I am captivated by a large canvas in green and blue displaying an elegant sweep of giant letter forms. I think of green fields where blue ocean currents flow. Suddenly there is a bright red rotated square that seems to signal the viewer. Saleh says: "The red mark draws the viewer into the picture. It stands out as a complementary colour to green. The painted letters are inspired by real ones. As an assemblage in the painting, the letters do not say anything, but amount to a study in form and flow."
Later, famous Omani artist, Anwar Sonya, joins me as I go back to admire this painting and a similar one with flowing blue letters on black, and layers of red calligraphy faintly showing through the dark ground. Anwar's opinion of these works is as high as mine. We are also struck by a huge brown canvas with large, dynamic letters in oil, brushed in outline with yellow and whitish chalk. Seeping into the cloudy brown background of the painting is Farsi script quoting a poem by Omar Khayyám that relates his romantic love for a beautiful Persian girl.
I have watched Saleh Al Shukairi's art evolve over the past decade or so, and feel that he has turned a corner in this exhibition with what he calls "my new style which is looser and more organic". Saleh is an explorer whose fascination with letters began in childhood when curiosity combined with competiveness as Saleh was sure he could make a more attractive script than the boy next door who was attempting to draw the Arabic letter 'wow'. That letter with its rounded head still appears in Saleh's decidedly contemporary works.
Advancing the art of calligraphy
Saleh is an advocate of new design techniques and does not distain the use of computer graphics and screen printing techniques to achieve the freer, more interesting effects he envisions. Next Shukairi will participate in the prestigious art fair, Art Dubai. His deep commitment to calligraphy is evidenced by the fact he is also working on a book that traces the history of calligraphy in Oman.

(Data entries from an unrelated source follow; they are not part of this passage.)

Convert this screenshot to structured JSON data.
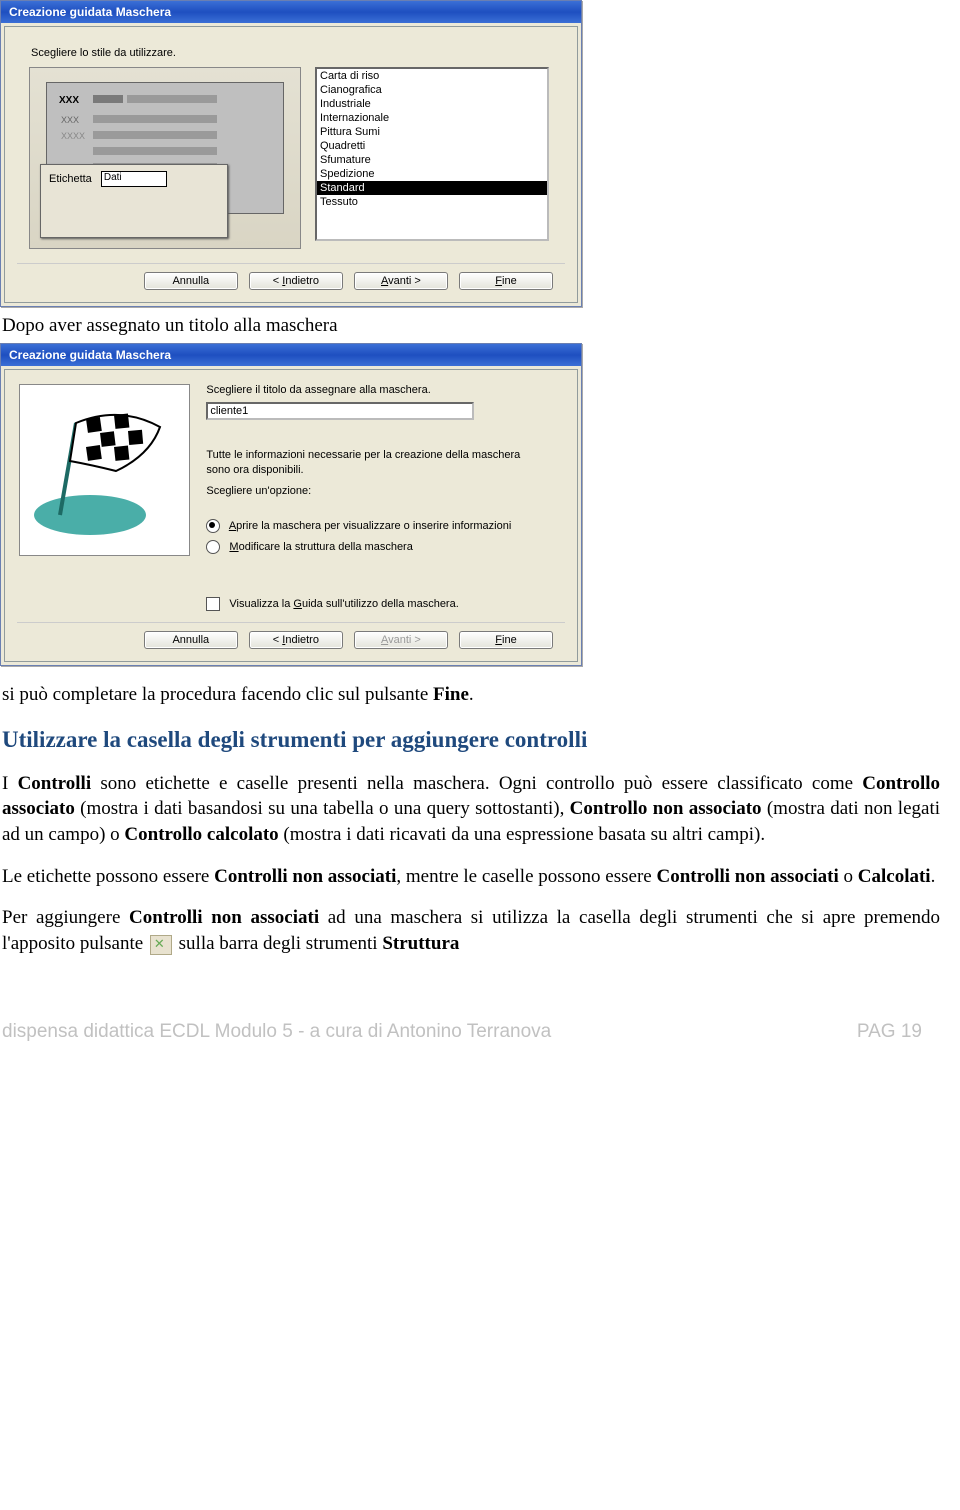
{
  "dialog1": {
    "title": "Creazione guidata Maschera",
    "instr": "Scegliere lo stile da utilizzare.",
    "preview": {
      "xxx": "XXX",
      "etichetta": "Etichetta",
      "dati": "Dati"
    },
    "styles": [
      "Carta di riso",
      "Cianografica",
      "Industriale",
      "Internazionale",
      "Pittura Sumi",
      "Quadretti",
      "Sfumature",
      "Spedizione",
      "Standard",
      "Tessuto"
    ],
    "selected": "Standard",
    "buttons": {
      "cancel": "Annulla",
      "back": "< Indietro",
      "next": "Avanti >",
      "finish": "Fine"
    }
  },
  "caption1": "Dopo aver assegnato un titolo alla maschera",
  "dialog2": {
    "title": "Creazione guidata Maschera",
    "instr": "Scegliere il titolo da assegnare alla maschera.",
    "titleval": "cliente1",
    "ready": "Tutte le informazioni necessarie per la creazione della maschera sono ora disponibili.",
    "choose": "Scegliere un'opzione:",
    "opt1": "Aprire la maschera per visualizzare o inserire informazioni",
    "opt2": "Modificare la struttura della maschera",
    "help": "Visualizza la Guida sull'utilizzo della maschera.",
    "buttons": {
      "cancel": "Annulla",
      "back": "< Indietro",
      "next": "Avanti >",
      "finish": "Fine"
    }
  },
  "body": {
    "p1a": "si può completare la procedura facendo clic sul pulsante ",
    "p1b": "Fine",
    "p1c": ".",
    "h1": "Utilizzare la casella degli strumenti per aggiungere controlli",
    "p2a": "I ",
    "p2b": "Controlli",
    "p2c": " sono etichette e caselle presenti nella maschera.",
    "p3a": "Ogni controllo può essere classificato come ",
    "p3b": "Controllo associato",
    "p3c": " (mostra i dati basandosi su una tabella o una query sottostanti), ",
    "p3d": "Controllo non associato",
    "p3e": " (mostra dati non legati ad un campo) o ",
    "p3f": "Controllo calcolato",
    "p3g": " (mostra i dati ricavati da una espressione basata su altri campi).",
    "p4a": "Le etichette possono essere ",
    "p4b": "Controlli non associati",
    "p4c": ", mentre le caselle possono essere ",
    "p4d": "Controlli non associati",
    "p4e": " o ",
    "p4f": "Calcolati",
    "p4g": ".",
    "p5a": "Per aggiungere ",
    "p5b": "Controlli non associati",
    "p5c": " ad una maschera si utilizza la casella degli strumenti che si apre premendo l'apposito pulsante ",
    "p5d": " sulla barra degli strumenti ",
    "p5e": "Struttura"
  },
  "footer": {
    "left": "dispensa didattica ECDL Modulo 5 - a cura di Antonino Terranova",
    "right": "PAG 19"
  }
}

Sami studied extensively with the Turkish master calligrapher, Mehmet Özçay and has been carefully practicing the art for more than thirty years. Like Saleh, he is passionate about the advancement of calligraphy in Oman and is dedicated to ensuring that this time-honoured art has a bright future with young Omani artists. I keep remembering the words of Sami as he described the meaning of one of his works: "The verse in this piece is like a blessing, worshipping God as we do in prayer five times a day after saying Allah Akbar…God the Merciful, the Almighty. I submit all my life, all my worshipping to Allah through prayer, and in this noble art."